→ Task statement:
Look through the records and copy each line that has "formulas" in it.

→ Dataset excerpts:
——————————

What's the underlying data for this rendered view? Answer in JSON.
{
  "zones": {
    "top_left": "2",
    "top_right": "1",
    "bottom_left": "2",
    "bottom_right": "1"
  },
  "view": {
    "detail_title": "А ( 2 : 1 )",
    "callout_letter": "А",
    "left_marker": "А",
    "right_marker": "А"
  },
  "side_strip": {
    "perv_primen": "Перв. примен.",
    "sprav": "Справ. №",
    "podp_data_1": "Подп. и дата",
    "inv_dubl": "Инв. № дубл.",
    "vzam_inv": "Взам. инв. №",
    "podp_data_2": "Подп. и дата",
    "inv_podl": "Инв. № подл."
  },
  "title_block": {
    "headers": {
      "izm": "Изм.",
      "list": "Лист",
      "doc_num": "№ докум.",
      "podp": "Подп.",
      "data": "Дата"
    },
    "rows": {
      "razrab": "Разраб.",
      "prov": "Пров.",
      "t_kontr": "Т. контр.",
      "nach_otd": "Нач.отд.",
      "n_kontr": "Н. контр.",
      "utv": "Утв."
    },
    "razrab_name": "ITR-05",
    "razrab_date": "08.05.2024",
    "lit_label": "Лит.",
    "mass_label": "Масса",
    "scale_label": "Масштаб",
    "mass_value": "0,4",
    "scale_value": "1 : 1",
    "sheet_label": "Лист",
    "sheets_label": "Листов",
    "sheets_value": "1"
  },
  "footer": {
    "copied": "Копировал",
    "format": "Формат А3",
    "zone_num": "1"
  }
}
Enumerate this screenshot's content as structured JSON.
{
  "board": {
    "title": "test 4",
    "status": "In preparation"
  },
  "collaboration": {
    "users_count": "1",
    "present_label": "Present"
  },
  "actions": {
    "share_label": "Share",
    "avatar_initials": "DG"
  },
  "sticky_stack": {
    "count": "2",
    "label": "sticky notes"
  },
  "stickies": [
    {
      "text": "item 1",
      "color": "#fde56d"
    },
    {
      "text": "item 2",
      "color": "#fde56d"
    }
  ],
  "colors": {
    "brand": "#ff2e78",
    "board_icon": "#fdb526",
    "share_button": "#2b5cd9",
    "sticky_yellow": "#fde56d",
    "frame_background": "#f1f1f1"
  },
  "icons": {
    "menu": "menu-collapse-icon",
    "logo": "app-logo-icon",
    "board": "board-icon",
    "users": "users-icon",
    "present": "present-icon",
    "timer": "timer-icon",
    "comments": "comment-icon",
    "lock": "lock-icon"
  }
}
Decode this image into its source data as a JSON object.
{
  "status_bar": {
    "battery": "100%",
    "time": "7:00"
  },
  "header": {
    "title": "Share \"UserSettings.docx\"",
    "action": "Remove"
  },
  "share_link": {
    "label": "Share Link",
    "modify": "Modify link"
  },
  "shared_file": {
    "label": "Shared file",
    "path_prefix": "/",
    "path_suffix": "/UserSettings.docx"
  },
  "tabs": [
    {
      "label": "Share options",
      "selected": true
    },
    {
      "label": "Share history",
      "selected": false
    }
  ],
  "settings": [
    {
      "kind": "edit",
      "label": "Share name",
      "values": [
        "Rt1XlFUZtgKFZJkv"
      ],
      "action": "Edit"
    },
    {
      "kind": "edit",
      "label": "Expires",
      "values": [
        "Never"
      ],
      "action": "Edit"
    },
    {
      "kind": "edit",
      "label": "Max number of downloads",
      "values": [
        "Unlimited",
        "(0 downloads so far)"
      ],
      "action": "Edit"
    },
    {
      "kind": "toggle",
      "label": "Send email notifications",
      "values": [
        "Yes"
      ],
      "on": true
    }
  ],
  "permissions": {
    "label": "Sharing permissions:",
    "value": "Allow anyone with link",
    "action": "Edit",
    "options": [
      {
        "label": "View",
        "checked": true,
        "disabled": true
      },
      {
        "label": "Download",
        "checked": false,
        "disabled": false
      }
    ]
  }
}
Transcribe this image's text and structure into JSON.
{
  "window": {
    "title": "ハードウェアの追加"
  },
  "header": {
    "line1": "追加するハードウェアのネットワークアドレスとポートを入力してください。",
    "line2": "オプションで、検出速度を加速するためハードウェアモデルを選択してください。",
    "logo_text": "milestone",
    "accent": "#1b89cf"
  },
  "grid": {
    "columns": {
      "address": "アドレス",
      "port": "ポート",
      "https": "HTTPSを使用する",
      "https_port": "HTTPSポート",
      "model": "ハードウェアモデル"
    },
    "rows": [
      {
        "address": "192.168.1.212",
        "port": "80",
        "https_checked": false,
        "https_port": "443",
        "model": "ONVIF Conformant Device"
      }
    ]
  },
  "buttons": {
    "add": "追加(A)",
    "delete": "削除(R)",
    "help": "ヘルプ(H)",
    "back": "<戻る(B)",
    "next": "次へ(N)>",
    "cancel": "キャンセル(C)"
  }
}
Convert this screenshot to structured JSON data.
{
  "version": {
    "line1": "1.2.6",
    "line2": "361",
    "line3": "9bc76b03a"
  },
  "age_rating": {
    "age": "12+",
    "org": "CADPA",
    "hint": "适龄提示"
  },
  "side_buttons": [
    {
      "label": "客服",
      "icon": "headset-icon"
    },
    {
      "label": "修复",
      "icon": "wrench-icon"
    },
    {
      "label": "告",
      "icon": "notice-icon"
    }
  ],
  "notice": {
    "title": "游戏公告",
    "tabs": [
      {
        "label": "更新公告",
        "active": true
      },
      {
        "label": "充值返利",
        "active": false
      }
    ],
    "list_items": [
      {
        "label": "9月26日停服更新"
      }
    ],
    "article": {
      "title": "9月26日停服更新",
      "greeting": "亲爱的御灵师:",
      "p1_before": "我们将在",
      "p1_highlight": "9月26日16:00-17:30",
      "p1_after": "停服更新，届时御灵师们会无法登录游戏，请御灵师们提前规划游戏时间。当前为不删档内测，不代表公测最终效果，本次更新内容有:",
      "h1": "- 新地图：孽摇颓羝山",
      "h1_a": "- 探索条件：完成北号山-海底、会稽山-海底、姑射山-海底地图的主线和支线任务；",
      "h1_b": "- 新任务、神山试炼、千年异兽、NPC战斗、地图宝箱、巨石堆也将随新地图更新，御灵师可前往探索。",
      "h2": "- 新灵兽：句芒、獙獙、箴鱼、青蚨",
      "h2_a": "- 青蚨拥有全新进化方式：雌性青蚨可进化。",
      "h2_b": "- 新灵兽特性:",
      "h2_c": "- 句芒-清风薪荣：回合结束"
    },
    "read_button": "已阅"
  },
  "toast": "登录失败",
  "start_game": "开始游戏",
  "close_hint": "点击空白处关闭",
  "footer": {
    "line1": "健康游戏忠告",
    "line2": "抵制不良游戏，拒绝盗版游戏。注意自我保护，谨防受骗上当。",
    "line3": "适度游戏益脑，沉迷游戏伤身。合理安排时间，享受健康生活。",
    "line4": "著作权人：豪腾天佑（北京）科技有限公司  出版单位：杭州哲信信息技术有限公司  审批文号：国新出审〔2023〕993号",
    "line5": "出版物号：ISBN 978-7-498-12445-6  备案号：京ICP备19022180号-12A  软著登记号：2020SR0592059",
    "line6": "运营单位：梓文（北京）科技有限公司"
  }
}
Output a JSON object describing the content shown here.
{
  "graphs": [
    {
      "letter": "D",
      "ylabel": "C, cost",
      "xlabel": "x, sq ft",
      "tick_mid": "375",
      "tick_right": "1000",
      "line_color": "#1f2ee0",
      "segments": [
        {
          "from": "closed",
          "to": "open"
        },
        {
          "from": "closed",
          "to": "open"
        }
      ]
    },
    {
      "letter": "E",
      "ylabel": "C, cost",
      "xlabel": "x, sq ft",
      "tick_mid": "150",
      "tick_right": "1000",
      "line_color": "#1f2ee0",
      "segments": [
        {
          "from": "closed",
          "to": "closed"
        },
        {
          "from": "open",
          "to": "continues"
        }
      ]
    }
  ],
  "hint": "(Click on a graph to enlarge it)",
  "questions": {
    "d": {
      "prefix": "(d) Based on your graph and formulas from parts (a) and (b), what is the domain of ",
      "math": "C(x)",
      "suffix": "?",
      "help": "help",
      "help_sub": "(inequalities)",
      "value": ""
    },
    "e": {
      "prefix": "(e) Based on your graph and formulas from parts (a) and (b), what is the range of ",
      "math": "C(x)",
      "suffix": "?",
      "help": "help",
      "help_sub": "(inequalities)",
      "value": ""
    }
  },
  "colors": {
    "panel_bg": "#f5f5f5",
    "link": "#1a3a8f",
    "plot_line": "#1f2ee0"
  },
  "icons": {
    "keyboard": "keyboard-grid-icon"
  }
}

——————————

→ Output of the exercise:
      "prefix": "(d) Based on your graph and formulas from parts (a) and (b), what is the domain of ",
      "prefix": "(e) Based on your graph and formulas from parts (a) and (b), what is the range of ",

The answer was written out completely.